Our course focused on the opportunities and challenges of sustainable social enterprise in East Africa. We visited a variety of organization in Kenya and Rwanda with a particular focus on the agricultural, educational, and micro finance industries. In addition we also met with government officials, including the prime minister of Kenya, Raila Odinga, to understand the role government plays in facilitating development especially for the bottom of the pyramid.
Kenya is a country with vast natural and human resources but has struggled to capitalize on these advantages the way other developing countries have. From my observations the reason for this is twofold; first the low density of population in rural areas makes infrastructure development uneconomical and therefore unfeasible. Secondly, it seems that the government is unproductively bureaucratic and corrupt mostly serving their self interest and those who the governments need help the least.
Contrasting this, Rwanda seems to be the complete opposite of Kenya. The country has incredible infrastructure as a matter of fact maybe the best infrastructure I have seen in a developing country of its wealth class anywhere in the world. Most of the infrastructure has been funded by foreign investment, particularly the Chinese, but it was impressive to see the rate at which the country is growing. Rwanda is one of the fasted growing countries in the world beating their own internal development targets such as per capita GDP and in just a few short years have gone from completely foreign funded to now producing over 50% of the annual budget through tax revenue. In addition to the infrastructure the country has a loved and although controversial in some regards a extremely effective government which cares for the interest of all its citizens’.
These two main differences in Kenya and Rwanda, infrastructure and government, have created distinctly different value propositions for incoming businesses. While Kenya has a large capital city, a population four times the size of Rwanda, a port, and natural resources, my sense is that despite the geographic and demographic challenges, foreigners would rather do business in Rwanda because government cooperation and the speed and quality of development.
In addition to seeing the geopolitical differences between the two countries we also saw the business strategy differences of organizations in both the countries. We visited pure non for profit models, for profit models and blends of both and within those categories we studied micro finance, micro grants, education, technology, and agricultural businesses but for simplicity sake I am going to focus on for profit vs non profit. The question is, in a developing third world economy which business structure has greater potential at creating sustainable social impact and why?

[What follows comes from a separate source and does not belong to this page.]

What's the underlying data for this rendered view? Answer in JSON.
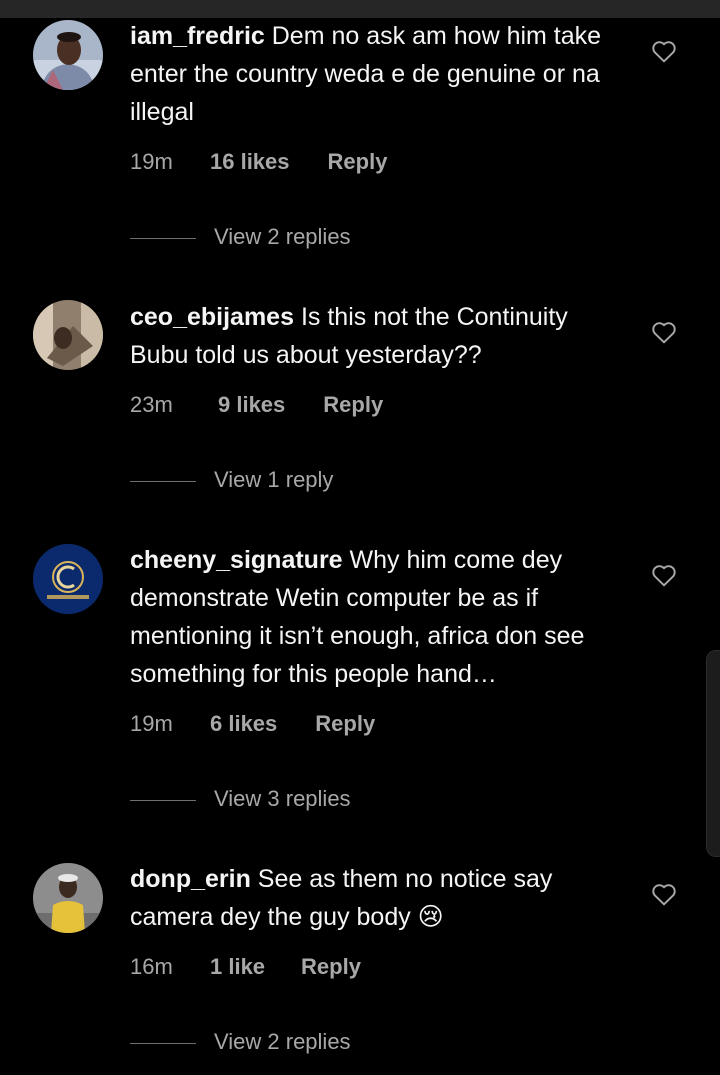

To me, the answer is clear. I believe to generate the greatest magnitude of economic value the for-profit model is far more effective. The reason for this, first and for most I believe that the for-profit models operated in a manner that would allow for growth and eventually because they do not depend on continuous donor funding a more sustainable business. I thought Rwanda Trade company in Kigali or Bridge International in Nairobi are great examples of for profit business models with social impact.
Bridge provides education to the lowest income populations in Kenya so it is clear to see their social impact. However the point I want to make is the for-profit model which they operate under is the key driver in their growth and therefore the key driver in the scale of their impact. On the other hand Rwanda trade company isn’t growing at the same scale but they are collaborating with and educating farmers and perhaps most important of all are creating jobs, setting the precedence for fair labor practices, and reinvesting in their business which will create the greatest economic impact to the community in the long run.
All work is good work so I don’t want to point out the negatives or drawbacks of the non for profit model but in general my impression was the variety of motivations behind for-profit models created better business with greater runways which in my mind is a more effective vehicle for sustainable social impact.